He concluded by reminding those in attendance that Trump’s presidency ought to be taken seriously, especially since his economically populist trillion-dollar infrastructure plan and proposed family leave program may actually provide him enough political momentum to withstand a second term in the Oval Office.
Dr. Baban’s speech largely emphasized the rise of far-right leaning parties in Europe in recent years, such as the National Front in France, which he asserts have been further emboldened by Trump’s win, as well as the recent Brexit vote in the UK. Now more than ever, he argued, it is essential that those on the left of the political spectrum work towards mobilizing folks who consider themselves politically disenfranchised in the struggle against those who espouse the illiberal ideology of the far right.
Dr. Cazoria-Sanchez’s comments on the history of fascism were particularly compelling. He asserted that what makes this ideology uniquely dangerous is that while most people feel they have an ideal sense of what “fascism” is, there is no truly specific historical model we can to refer while trying to pinpoint it in the contemporary realm.
Although it has no set model, there are certainly key themes we can look for in spotting political institutions teetering towards fascism. One of these themes, Antonio noted, is the state-sanctioned narrative of “the other” transmitted to the population at large. He compared the perceived fear of Bolshevism espoused by the Italian fascist state during the Great Depression to the economic scapegoating of Muslim and Mexican immigrants in the United States since the stock market crash of 2008.
Afterwards, I spoke to Trent Matthew, a key organizer and promoter of the panel discussion. He told me that events like this one are instrumental in creating a counter-discourse that can serve to inform students and members of the public in a way that empowers them to resist political and social changes they may not feel comfortable with.
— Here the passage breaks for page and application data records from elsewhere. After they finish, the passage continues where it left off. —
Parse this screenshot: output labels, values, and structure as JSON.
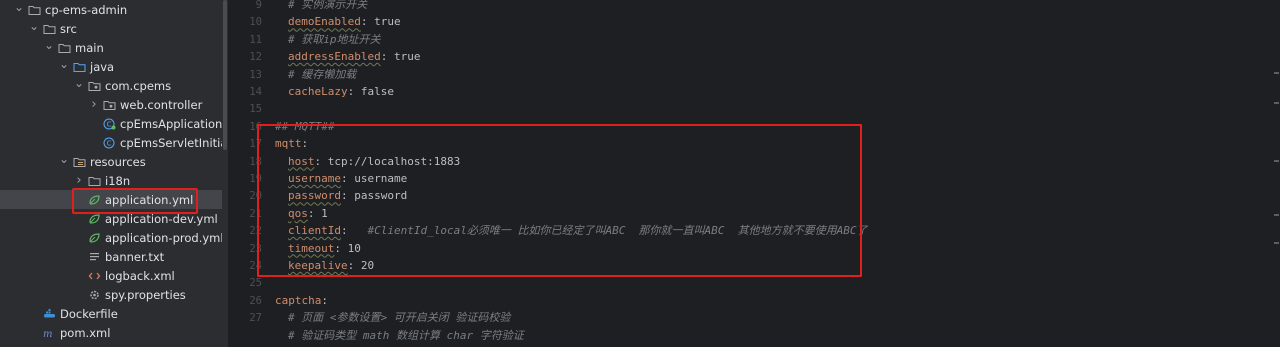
{
  "tree": {
    "items": [
      {
        "label": "cp-ems-admin",
        "depth": 0,
        "chevron": "down",
        "icon": "folder-module-icon"
      },
      {
        "label": "src",
        "depth": 1,
        "chevron": "down",
        "icon": "folder-icon"
      },
      {
        "label": "main",
        "depth": 2,
        "chevron": "down",
        "icon": "folder-icon"
      },
      {
        "label": "java",
        "depth": 3,
        "chevron": "down",
        "icon": "folder-source-icon"
      },
      {
        "label": "com.cpems",
        "depth": 4,
        "chevron": "down",
        "icon": "package-icon"
      },
      {
        "label": "web.controller",
        "depth": 5,
        "chevron": "right",
        "icon": "package-icon"
      },
      {
        "label": "cpEmsApplication",
        "depth": 5,
        "chevron": "",
        "icon": "spring-class-icon"
      },
      {
        "label": "cpEmsServletInitializer",
        "depth": 5,
        "chevron": "",
        "icon": "class-icon"
      },
      {
        "label": "resources",
        "depth": 3,
        "chevron": "down",
        "icon": "folder-resources-icon"
      },
      {
        "label": "i18n",
        "depth": 4,
        "chevron": "right",
        "icon": "folder-icon"
      },
      {
        "label": "application.yml",
        "depth": 4,
        "chevron": "",
        "icon": "yaml-spring-icon",
        "selected": true
      },
      {
        "label": "application-dev.yml",
        "depth": 4,
        "chevron": "",
        "icon": "yaml-spring-icon"
      },
      {
        "label": "application-prod.yml",
        "depth": 4,
        "chevron": "",
        "icon": "yaml-spring-icon"
      },
      {
        "label": "banner.txt",
        "depth": 4,
        "chevron": "",
        "icon": "text-file-icon"
      },
      {
        "label": "logback.xml",
        "depth": 4,
        "chevron": "",
        "icon": "xml-file-icon"
      },
      {
        "label": "spy.properties",
        "depth": 4,
        "chevron": "",
        "icon": "properties-file-icon"
      },
      {
        "label": "Dockerfile",
        "depth": 1,
        "chevron": "",
        "icon": "docker-icon"
      },
      {
        "label": "pom.xml",
        "depth": 1,
        "chevron": "",
        "icon": "maven-icon"
      }
    ]
  },
  "editor": {
    "line_numbers": [
      "9",
      "10",
      "11",
      "12",
      "13",
      "14",
      "15",
      "16",
      "17",
      "18",
      "19",
      "20",
      "21",
      "22",
      "23",
      "24",
      "25",
      "26",
      "27"
    ],
    "lines": [
      {
        "tokens": [
          {
            "t": "# 实例演示开关",
            "c": "c"
          }
        ],
        "indent": 1
      },
      {
        "tokens": [
          {
            "t": "demoEnabled",
            "c": "k"
          },
          {
            "t": ": true",
            "c": "v"
          }
        ],
        "indent": 1
      },
      {
        "tokens": [
          {
            "t": "# 获取ip地址开关",
            "c": "c"
          }
        ],
        "indent": 1
      },
      {
        "tokens": [
          {
            "t": "addressEnabled",
            "c": "k"
          },
          {
            "t": ": true",
            "c": "v"
          }
        ],
        "indent": 1
      },
      {
        "tokens": [
          {
            "t": "# 缓存懒加载",
            "c": "c"
          }
        ],
        "indent": 1
      },
      {
        "tokens": [
          {
            "t": "cacheLazy",
            "c": "k2"
          },
          {
            "t": ": false",
            "c": "v"
          }
        ],
        "indent": 1
      },
      {
        "tokens": [],
        "indent": 0
      },
      {
        "tokens": [
          {
            "t": "## MQTT##",
            "c": "c"
          }
        ],
        "indent": 0
      },
      {
        "tokens": [
          {
            "t": "mqtt",
            "c": "k2"
          },
          {
            "t": ":",
            "c": "v"
          }
        ],
        "indent": 0
      },
      {
        "tokens": [
          {
            "t": "host",
            "c": "k"
          },
          {
            "t": ": tcp://localhost:1883",
            "c": "v"
          }
        ],
        "indent": 1
      },
      {
        "tokens": [
          {
            "t": "username",
            "c": "k"
          },
          {
            "t": ": username",
            "c": "v"
          }
        ],
        "indent": 1
      },
      {
        "tokens": [
          {
            "t": "password",
            "c": "k"
          },
          {
            "t": ": password",
            "c": "v"
          }
        ],
        "indent": 1
      },
      {
        "tokens": [
          {
            "t": "qos",
            "c": "k"
          },
          {
            "t": ": 1",
            "c": "v"
          }
        ],
        "indent": 1
      },
      {
        "tokens": [
          {
            "t": "clientId",
            "c": "k"
          },
          {
            "t": ":   ",
            "c": "v"
          },
          {
            "t": "#ClientId_local必须唯一 比如你已经定了叫ABC  那你就一直叫ABC  其他地方就不要使用ABC了",
            "c": "c"
          }
        ],
        "indent": 1
      },
      {
        "tokens": [
          {
            "t": "timeout",
            "c": "k"
          },
          {
            "t": ": 10",
            "c": "v"
          }
        ],
        "indent": 1
      },
      {
        "tokens": [
          {
            "t": "keepalive",
            "c": "k"
          },
          {
            "t": ": 20",
            "c": "v"
          }
        ],
        "indent": 1
      },
      {
        "tokens": [],
        "indent": 0
      },
      {
        "tokens": [
          {
            "t": "captcha",
            "c": "k2"
          },
          {
            "t": ":",
            "c": "v"
          }
        ],
        "indent": 0
      },
      {
        "tokens": [
          {
            "t": "# 页面 <参数设置> 可开启关闭 验证码校验",
            "c": "c"
          }
        ],
        "indent": 1
      },
      {
        "tokens": [
          {
            "t": "# 验证码类型 math 数组计算 char 字符验证",
            "c": "c"
          }
        ],
        "indent": 1
      }
    ]
  },
  "colors": {
    "highlight_box": "#e0201a",
    "editor_bg": "#1e1f22",
    "tree_bg": "#2b2d30"
  }
}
Given increasing turnout rates and overall positive feedback from students and faculty members in response to this event and others like it, it is unlikely this will be the last panel discussion of this nature hosted on campus.